**EXERCISE GOAL:** Reproduce the material that follows exactly, with no line left out.

**DATA FOR THIS TASK:**

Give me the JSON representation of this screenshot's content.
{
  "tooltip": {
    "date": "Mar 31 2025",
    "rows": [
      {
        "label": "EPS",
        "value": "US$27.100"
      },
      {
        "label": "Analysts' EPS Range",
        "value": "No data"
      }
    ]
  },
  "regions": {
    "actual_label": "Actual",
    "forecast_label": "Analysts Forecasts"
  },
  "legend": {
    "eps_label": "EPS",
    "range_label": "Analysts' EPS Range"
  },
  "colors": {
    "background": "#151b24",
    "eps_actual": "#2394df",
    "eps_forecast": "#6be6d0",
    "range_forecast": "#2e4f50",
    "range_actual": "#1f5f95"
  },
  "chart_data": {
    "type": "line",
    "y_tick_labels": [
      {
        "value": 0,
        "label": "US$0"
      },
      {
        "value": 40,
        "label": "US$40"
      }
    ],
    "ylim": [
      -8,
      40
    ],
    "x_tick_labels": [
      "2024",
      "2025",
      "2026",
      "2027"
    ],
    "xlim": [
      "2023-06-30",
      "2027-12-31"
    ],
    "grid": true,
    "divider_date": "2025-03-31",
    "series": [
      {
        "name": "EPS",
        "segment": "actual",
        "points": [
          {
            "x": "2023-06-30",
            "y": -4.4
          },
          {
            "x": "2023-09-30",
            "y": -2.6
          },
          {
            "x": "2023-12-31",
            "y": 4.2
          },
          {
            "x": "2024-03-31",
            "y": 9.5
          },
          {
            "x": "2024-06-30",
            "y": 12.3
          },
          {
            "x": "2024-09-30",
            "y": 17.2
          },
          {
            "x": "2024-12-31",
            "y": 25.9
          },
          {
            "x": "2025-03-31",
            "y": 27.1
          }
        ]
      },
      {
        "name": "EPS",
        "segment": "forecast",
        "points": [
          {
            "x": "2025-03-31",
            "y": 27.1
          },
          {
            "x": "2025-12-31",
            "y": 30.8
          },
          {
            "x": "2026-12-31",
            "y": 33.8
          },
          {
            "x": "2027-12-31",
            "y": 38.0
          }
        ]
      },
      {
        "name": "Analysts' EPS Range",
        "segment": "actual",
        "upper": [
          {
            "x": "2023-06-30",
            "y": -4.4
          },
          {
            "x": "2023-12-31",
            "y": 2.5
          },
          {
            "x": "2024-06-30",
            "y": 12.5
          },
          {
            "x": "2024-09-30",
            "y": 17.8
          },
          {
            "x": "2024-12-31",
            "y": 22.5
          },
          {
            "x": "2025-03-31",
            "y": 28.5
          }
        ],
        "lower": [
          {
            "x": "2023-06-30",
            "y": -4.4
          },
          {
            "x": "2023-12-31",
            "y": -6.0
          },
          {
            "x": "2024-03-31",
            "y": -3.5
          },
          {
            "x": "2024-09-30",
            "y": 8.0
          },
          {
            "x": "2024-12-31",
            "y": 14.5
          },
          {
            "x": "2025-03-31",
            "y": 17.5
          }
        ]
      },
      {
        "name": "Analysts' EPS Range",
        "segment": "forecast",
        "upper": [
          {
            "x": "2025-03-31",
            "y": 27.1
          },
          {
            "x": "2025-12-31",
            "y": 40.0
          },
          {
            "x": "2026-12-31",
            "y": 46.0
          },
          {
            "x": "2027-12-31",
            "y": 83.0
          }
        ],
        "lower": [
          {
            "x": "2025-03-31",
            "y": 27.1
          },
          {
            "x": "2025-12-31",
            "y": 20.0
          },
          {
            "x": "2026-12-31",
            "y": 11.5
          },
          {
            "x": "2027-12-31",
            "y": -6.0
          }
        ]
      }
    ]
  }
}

**ANSWER SECTION:**
Give me the JSON representation of this screenshot's content.
{
  "tooltip": {
    "date": "Mar 31 2025",
    "rows": [
      {
        "label": "EPS",
        "value": "US$27.100"
      },
      {
        "label": "Analysts' EPS Range",
        "value": "No data"
      }
    ]
  },
  "regions": {
    "actual_label": "Actual",
    "forecast_label": "Analysts Forecasts"
  },
  "legend": {
    "eps_label": "EPS",
    "range_label": "Analysts' EPS Range"
  },
  "colors": {
    "background": "#151b24",
    "eps_actual": "#2394df",
    "eps_forecast": "#6be6d0",
    "range_forecast": "#2e4f50",
    "range_actual": "#1f5f95"
  },
  "chart_data": {
    "type": "line",
    "y_tick_labels": [
      {
        "value": 0,
        "label": "US$0"
      },
      {
        "value": 40,
        "label": "US$40"
      }
    ],
    "ylim": [
      -8,
      40
    ],
    "x_tick_labels": [
      "2024",
      "2025",
      "2026",
      "2027"
    ],
    "xlim": [
      "2023-06-30",
      "2027-12-31"
    ],
    "grid": true,
    "divider_date": "2025-03-31",
    "series": [
      {
        "name": "EPS",
        "segment": "actual",
        "points": [
          {
            "x": "2023-06-30",
            "y": -4.4
          },
          {
            "x": "2023-09-30",
            "y": -2.6
          },
          {
            "x": "2023-12-31",
            "y": 4.2
          },
          {
            "x": "2024-03-31",
            "y": 9.5
          },
          {
            "x": "2024-06-30",
            "y": 12.3
          },
          {
            "x": "2024-09-30",
            "y": 17.2
          },
          {
            "x": "2024-12-31",
            "y": 25.9
          },
          {
            "x": "2025-03-31",
            "y": 27.1
          }
        ]
      },
      {
        "name": "EPS",
        "segment": "forecast",
        "points": [
          {
            "x": "2025-03-31",
            "y": 27.1
          },
          {
            "x": "2025-12-31",
            "y": 30.8
          },
          {
            "x": "2026-12-31",
            "y": 33.8
          },
          {
            "x": "2027-12-31",
            "y": 38.0
          }
        ]
      },
      {
        "name": "Analysts' EPS Range",
        "segment": "actual",
        "upper": [
          {
            "x": "2023-06-30",
            "y": -4.4
          },
          {
            "x": "2023-12-31",
            "y": 2.5
          },
          {
            "x": "2024-06-30",
            "y": 12.5
          },
          {
            "x": "2024-09-30",
            "y": 17.8
          },
          {
            "x": "2024-12-31",
            "y": 22.5
          },
          {
            "x": "2025-03-31",
            "y": 28.5
          }
        ],
        "lower": [
          {
            "x": "2023-06-30",
            "y": -4.4
          },
          {
            "x": "2023-12-31",
            "y": -6.0
          },
          {
            "x": "2024-03-31",
            "y": -3.5
          },
          {
            "x": "2024-09-30",
            "y": 8.0
          },
          {
            "x": "2024-12-31",
            "y": 14.5
          },
          {
            "x": "2025-03-31",
            "y": 17.5
          }
        ]
      },
      {
        "name": "Analysts' EPS Range",
        "segment": "forecast",
        "upper": [
          {
            "x": "2025-03-31",
            "y": 27.1
          },
          {
            "x": "2025-12-31",
            "y": 40.0
          },
          {
            "x": "2026-12-31",
            "y": 46.0
          },
          {
            "x": "2027-12-31",
            "y": 83.0
          }
        ],
        "lower": [
          {
            "x": "2025-03-31",
            "y": 27.1
          },
          {
            "x": "2025-12-31",
            "y": 20.0
          },
          {
            "x": "2026-12-31",
            "y": 11.5
          },
          {
            "x": "2027-12-31",
            "y": -6.0
          }
        ]
      }
    ]
  }
}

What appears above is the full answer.